There was a Japanese force of twenty divisions at Trabzon, which I defeated handily in two weeks of campaigning; they tried to flee eastwards to the Indonesian lines – still east of the Caspian at this point – but I caught up to them and forced their surrender. The Indonesians and Chinese were oddly quiescent at this time; had they made a concerted push, they might have got further west than they did, out into the open terrain of Mesopotamia where their numbers could be made to count. But as it happened, they almost stopped once they had occupied Baku (the Georgian capital), and I was able to march to contact and form a fighting line in the mountains, and retake Baku, creating the current line of resistance.
Georgia has stamped new divisions out of the earth, and the Persian line is unbreakable by either side. I see three possible courses of the war: One is a grinding attritional nightmare, fought out in some of the best defensive terrain on Earth; another is some sort of compromise treaty, involving no doubt Georgian concessions and perhaps – as in the previous crisis of this kind – monetary compensation for the West; and the third is a decisive naval battle laying one or the other side open to invasion of their homelands, forcing a peace. And meanwhile France laughs at us all, safe in the knowledge that the American Powers cannot betray a faithful ally. What would we be if we left Georgia open to partition and dishonour, for the sake of advantage in Europe? “Are we not Ynglings?”, they ask at New Bergen; there is irony in it, if you know the full story of that other time, and the reputation the Ynglings had there.
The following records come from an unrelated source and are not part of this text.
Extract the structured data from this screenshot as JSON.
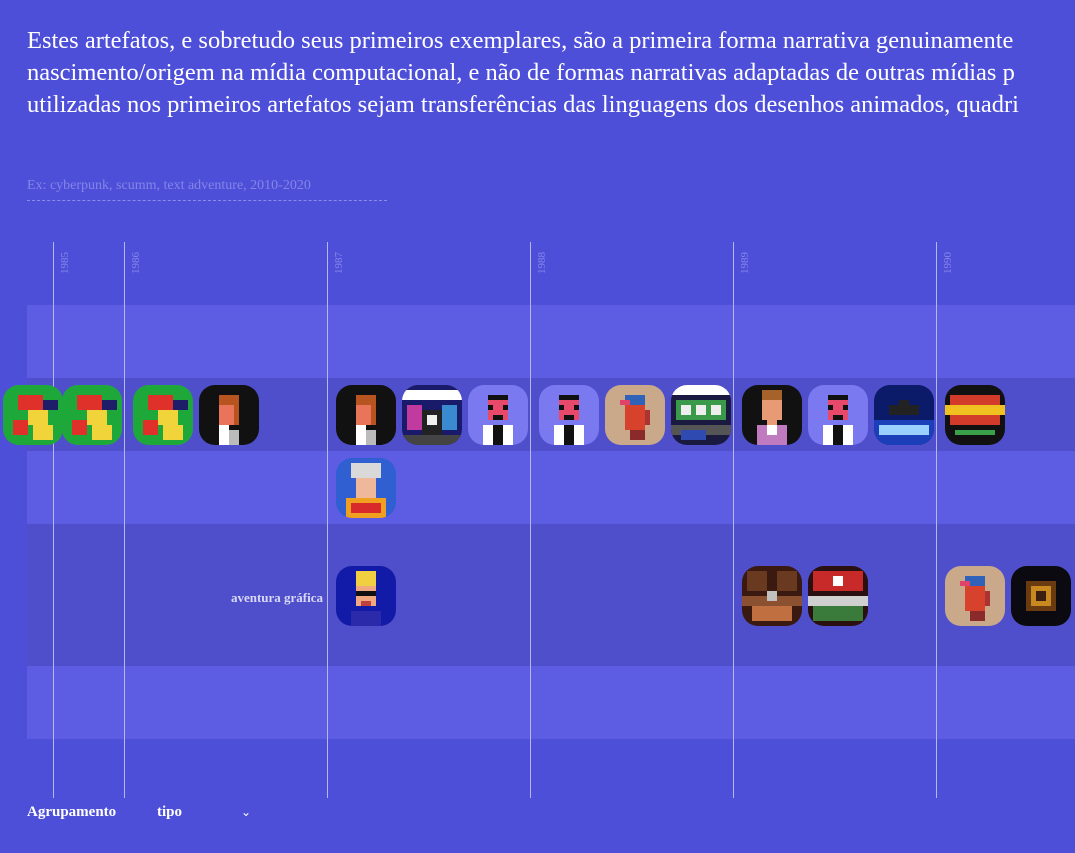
{
  "intro": {
    "line1": "Estes artefatos, e sobretudo seus primeiros exemplares, são a primeira forma narrativa genuinamente",
    "line2": "nascimento/origem na mídia computacional, e não de formas narrativas adaptadas de outras mídias p",
    "line3": "utilizadas nos primeiros artefatos sejam transferências das linguagens dos desenhos animados, quadri"
  },
  "search": {
    "placeholder": "Ex: cyberpunk, scumm, text adventure, 2010-2020",
    "value": ""
  },
  "timeline": {
    "years": [
      "1985",
      "1986",
      "1987",
      "1988",
      "1989",
      "1990"
    ],
    "rows": [
      {
        "label": "",
        "items": []
      },
      {
        "label": "",
        "items": [
          "green-knight-icon",
          "green-knight-icon",
          "green-knight-icon",
          "redhead-portrait-icon",
          "redhead-portrait-icon",
          "police-quest-cover-icon",
          "suited-man-icon",
          "suited-man-icon",
          "pixel-face-icon",
          "police-quest-2-cover-icon",
          "brown-hair-hero-icon",
          "suited-man-icon",
          "codename-iceman-cover-icon",
          "conquests-of-camelot-cover-icon"
        ]
      },
      {
        "label": "",
        "items": [
          "helmeted-warrior-icon"
        ]
      },
      {
        "label": "aventura gráfica",
        "items": [
          "blond-hero-icon",
          "office-scene-icon",
          "nazi-banner-scene-icon",
          "pixel-face-icon",
          "dark-orb-icon"
        ]
      },
      {
        "label": "",
        "items": []
      }
    ]
  },
  "controls": {
    "grouping_label": "Agrupamento",
    "grouping_value": "tipo",
    "grouping_options": [
      "tipo"
    ]
  },
  "colors": {
    "background": "#4e4fd9",
    "band_light": "#5c5de3",
    "band_dark": "#4f4fcb",
    "year_line": "#b6b7f2"
  }
}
But in this timeline, they mean the question to say, “Are we not honourable men?” And they will lay blood and treasure on the line for the sake of that honour.